The objective of every business activity is to perform its duties at the lowest cost in order to maximize profits. This objective can only be achieved by assessing all the accruing fixed and variable costs for a project to perform effectively. The Integrated Sitting System INC (ISSI) aim to expand its services to a different avenue is a decision making problem that results in dilemma for any business that intends to invest in new areas. This problem results from information asymmetry between the company management and structural and environmental aspects of the target area.
Oblivious of the structure of the south-west city, it would be imperative to consider both economic and social costs of the project. One of the major social costs would be the environmental cost that would be incurred in a bid to eliminate large trees that obscure transfer of signals from the vehicles to the station.
Model Redesigning and review of decision strategy
As a project manager, I would concur with Scott’s reluctance to implement the project using the original system and invest in modifying it to accommodate the variables in the new target area of south west. This would require multiple decision making approaches. I would weigh the social cost of conducting a pre-feasibility study against the economic cost of future upgrade of the original system to accommodate variables associated with the target area. Social costs also counter the reputation cost of the company in case the system is subjected to change.
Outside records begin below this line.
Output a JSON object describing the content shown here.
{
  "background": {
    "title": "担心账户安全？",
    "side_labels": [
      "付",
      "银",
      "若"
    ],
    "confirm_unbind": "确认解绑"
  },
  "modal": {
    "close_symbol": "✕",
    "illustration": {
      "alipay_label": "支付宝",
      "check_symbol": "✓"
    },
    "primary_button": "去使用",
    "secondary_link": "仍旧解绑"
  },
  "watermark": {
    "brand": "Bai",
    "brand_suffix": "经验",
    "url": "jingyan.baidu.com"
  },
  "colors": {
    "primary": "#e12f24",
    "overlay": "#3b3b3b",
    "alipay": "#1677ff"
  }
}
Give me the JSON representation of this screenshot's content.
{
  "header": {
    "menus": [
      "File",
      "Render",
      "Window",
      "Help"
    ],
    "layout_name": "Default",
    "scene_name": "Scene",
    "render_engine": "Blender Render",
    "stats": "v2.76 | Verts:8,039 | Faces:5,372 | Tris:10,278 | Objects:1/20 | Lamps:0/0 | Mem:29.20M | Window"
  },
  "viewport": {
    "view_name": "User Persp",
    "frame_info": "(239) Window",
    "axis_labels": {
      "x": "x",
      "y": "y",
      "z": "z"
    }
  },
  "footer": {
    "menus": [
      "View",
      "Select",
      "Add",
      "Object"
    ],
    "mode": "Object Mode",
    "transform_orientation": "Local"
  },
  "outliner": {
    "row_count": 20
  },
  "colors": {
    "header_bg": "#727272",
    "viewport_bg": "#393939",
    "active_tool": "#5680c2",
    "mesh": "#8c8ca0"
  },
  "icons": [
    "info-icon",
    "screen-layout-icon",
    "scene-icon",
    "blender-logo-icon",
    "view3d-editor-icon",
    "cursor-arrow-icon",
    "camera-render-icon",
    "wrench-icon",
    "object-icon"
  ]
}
Rationally, it would be logical to halt the contract and invest in upgrading the system to suit the demands of the target area. This would cushion the company against the reduction of credibility and market in case the system fails in its current state. Upgrading costs of the system before implementation would not supersede the reputation cost and the cost of upgrading the system during its period of service. Therefore, marginal benefit (MB) of establishing a standard system would counter the marginal cost (MC) of upgrading the system to suit the requirements of the target area.
In addition to reputation effects, if we introduce loss of future work in case of a failure into the analysis, how does your model change? Does your recommended decision strategy change? The decision strategy will partially change. This is because a bad reputation will result in loss of credibility of the company’s products and services. This effect is a social cost which overlaps the social benefit of the corporation. As a project manager, the key objective is to ensure that the company operates at the break-even point and focuses on accumulating profit in the future.
Therefore, decision analysis will be based on marginal revenue (MR) and marginal cost (MC) of the project. If the cost of upgrading the system prior to implementation is less than the cost of upgrading the system during its service, then the former is the best decision strategy. The decision tree will be as follows:
Noble, James S. An Integrated Systems Approach to the Development of Winter Maintenance / Management Systems. Ames, Iowa: Midwest Transportation Consortium, 2006. Print.
Peng, Zhong-Ren, Eric D. Lynde, and Wei-Ya Chen. Improving Service Restoration Using Automatic Vehicle Location. Madison, Wis.: Midwest Regional University Transportation Center, College of Engineering, Dept. of Civil and Environmental Engineering, University of Wisconsin, Madison, 2008. Print.